He commended his very praiseworthy and gallant resolution, but admonished him to proceed with greater caution in encountering dangers, because his life did not belong to him, but to all those who had need of him to protect and aid them in their misfortunes.
Finally, when the infirmities of Father Ephraim had admonished him to seek a successor in his patriarchal office, he thought of Adam and Martha, and proposed to renew, in their persons, the primitive form of Shaker government, as established by Mother Ann.
The shepherd however bit as my cry had admonished him; he bit with a strong bite
Come," admonished Ghek, and took her by the arm, and Tara of Helium came.
Man does not stand in awe of man, nor is his genius admonished to stay at home, to put itself in communication with the internal ocean, but it goes abroad to beg a cup of water of the urns of other men.
Either consulting their usual wary method of advancing, or admonished by the threatening attitudes of two figures, who had thrust forth the barrels of as many old muskets from behind the stone entrenchment, the new comers halted, under favour of an inequality in the ground, where a growth of grass thicker than common offered the advantage of concealment.

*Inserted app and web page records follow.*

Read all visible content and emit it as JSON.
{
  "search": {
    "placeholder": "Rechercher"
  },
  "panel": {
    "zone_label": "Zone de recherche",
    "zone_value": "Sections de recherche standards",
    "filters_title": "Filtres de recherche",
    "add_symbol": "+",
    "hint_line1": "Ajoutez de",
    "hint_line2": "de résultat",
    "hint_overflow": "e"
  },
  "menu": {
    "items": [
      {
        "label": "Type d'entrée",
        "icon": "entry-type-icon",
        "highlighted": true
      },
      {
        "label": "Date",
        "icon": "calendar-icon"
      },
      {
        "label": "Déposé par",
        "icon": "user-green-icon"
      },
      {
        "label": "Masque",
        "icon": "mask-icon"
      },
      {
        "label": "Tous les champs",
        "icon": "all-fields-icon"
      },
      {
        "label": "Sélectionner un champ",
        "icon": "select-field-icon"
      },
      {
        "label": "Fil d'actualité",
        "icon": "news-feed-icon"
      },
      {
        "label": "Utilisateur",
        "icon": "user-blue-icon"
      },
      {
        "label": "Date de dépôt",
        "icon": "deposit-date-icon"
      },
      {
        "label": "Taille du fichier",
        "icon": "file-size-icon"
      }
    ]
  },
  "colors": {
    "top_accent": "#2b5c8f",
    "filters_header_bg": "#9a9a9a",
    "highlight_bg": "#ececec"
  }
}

It was a dreadfully austere inquiry, but levity was not our note, and, at any rate, before the gray dawn admonished us to separate I had got my answer.
Wopsle in a comprehensive black cloak, being descried entering at the turnpike, the gravedigger was admonished in a friendly way, "Look out